How to Fertilize Roses
Roses are also heavy feeders that need a steady diet of food to maintain their flower production. A popular choice is Bumper Crop Rose and Flower Fertilizer by Master Nursery. After the rose has developed leaves, feed once per month until the first of September. No hard fertilizers should be used after this date to discourage tender growth before winter. Roses can also be pampered by using your favorite liquid soluble once a week throughout the growing season. It can be the popular Miracle Gro, Fish Emulsion, Liquid Seaweed, or a basic 20-20-20. This helps to fortify the color and substance of the flower itself, giving you roses that look like they're from the florist!
How to Prune Roses
Pruning is necessary from the time the forsythia blooms till late fall. Reduce the size of the rose and remove all dead wood so you can generate new canes on which new roses will bloom. The exemptions to this rule are climbing roses, which bloom on the previous years canes (called second year wood). All that’s needed is to remove dead wood and eliminate weak canes. Most hybrid tea and floribunda roses are pruned back to a height of 14”-20” in the spring with emphasis on keeping only canes that are healthy and larger than the width of a pencil. If you would like a larger bush, remove dead wood and prune lighter. One note, however, is not to use any pruning paint that has tar, asphalt, or petroleum base to it. It will kill the plant by poisoning the cell structure of the pith (interior of canes) causing it to blacken and die. You may use nail polish, orange shellac, thumbtacks, or even Elmer’s glue to seal the pruning wound.

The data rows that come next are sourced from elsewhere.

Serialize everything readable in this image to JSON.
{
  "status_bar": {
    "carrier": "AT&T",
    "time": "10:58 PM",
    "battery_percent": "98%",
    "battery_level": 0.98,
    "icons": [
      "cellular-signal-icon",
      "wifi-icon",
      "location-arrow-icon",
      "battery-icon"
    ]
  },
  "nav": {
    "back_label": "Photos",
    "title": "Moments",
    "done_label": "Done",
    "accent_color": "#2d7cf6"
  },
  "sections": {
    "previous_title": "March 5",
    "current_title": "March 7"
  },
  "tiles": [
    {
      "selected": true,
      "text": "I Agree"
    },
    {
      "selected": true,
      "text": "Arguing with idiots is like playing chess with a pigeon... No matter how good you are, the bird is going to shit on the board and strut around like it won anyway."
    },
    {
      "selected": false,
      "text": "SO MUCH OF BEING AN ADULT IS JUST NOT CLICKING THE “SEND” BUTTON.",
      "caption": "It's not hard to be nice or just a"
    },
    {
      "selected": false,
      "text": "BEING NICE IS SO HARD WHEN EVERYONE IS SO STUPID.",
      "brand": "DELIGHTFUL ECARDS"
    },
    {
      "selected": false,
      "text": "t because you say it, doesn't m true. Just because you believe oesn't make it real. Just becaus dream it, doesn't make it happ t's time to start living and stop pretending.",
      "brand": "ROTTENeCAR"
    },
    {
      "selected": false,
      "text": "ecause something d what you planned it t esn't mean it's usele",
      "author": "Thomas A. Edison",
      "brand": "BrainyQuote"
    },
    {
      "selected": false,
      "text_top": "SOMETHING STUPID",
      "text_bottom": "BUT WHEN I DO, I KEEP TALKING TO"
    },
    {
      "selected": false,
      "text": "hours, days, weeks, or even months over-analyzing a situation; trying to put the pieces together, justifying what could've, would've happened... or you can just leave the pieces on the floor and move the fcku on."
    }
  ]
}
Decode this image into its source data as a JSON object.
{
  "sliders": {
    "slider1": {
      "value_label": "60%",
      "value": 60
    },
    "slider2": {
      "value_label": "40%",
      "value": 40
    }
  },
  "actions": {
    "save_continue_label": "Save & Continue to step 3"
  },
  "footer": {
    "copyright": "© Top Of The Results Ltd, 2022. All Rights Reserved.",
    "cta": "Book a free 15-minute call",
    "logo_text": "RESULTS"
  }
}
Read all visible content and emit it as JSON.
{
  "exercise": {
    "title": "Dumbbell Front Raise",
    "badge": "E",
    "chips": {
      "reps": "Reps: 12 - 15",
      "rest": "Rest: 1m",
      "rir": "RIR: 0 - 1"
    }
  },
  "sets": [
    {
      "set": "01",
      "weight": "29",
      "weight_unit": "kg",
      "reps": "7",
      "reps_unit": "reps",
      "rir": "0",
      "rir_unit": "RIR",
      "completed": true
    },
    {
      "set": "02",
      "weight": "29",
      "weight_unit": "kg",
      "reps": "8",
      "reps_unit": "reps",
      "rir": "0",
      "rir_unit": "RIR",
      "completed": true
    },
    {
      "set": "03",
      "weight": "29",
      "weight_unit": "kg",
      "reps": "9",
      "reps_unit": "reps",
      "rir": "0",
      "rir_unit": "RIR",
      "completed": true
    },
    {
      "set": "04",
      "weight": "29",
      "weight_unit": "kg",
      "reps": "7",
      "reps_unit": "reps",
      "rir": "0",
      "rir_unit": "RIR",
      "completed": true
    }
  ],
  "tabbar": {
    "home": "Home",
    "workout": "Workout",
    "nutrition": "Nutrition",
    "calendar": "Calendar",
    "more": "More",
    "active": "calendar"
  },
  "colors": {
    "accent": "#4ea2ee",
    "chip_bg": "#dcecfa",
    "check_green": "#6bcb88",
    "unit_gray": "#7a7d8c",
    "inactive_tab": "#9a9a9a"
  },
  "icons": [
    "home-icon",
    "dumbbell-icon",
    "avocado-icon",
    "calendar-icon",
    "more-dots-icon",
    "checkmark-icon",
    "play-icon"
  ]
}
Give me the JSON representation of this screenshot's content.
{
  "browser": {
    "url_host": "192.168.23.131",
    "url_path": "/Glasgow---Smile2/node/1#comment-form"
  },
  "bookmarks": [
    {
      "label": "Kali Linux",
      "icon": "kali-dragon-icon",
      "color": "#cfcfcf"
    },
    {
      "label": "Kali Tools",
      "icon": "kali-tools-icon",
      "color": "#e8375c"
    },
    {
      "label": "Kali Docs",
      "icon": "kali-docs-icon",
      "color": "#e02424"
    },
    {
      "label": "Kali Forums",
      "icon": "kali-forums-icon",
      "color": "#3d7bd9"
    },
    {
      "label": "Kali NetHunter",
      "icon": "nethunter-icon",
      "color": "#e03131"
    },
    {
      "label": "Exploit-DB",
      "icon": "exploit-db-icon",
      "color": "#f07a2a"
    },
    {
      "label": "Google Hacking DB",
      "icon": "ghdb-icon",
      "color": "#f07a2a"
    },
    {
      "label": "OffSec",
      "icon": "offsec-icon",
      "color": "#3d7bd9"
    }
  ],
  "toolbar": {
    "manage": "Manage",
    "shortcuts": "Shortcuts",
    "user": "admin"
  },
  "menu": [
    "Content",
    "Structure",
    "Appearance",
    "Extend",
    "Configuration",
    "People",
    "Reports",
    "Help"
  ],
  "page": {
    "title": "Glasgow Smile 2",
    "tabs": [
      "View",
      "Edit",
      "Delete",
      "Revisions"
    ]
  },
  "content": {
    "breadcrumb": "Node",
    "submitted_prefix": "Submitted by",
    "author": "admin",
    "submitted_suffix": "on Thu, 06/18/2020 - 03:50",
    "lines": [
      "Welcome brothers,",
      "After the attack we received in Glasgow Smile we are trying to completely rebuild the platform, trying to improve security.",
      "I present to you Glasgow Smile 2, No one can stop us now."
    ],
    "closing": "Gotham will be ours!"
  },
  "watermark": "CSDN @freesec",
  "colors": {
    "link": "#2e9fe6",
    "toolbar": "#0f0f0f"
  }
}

This helps to deter sawflies and borers from drilling a hole in the cane and laying eggs inside.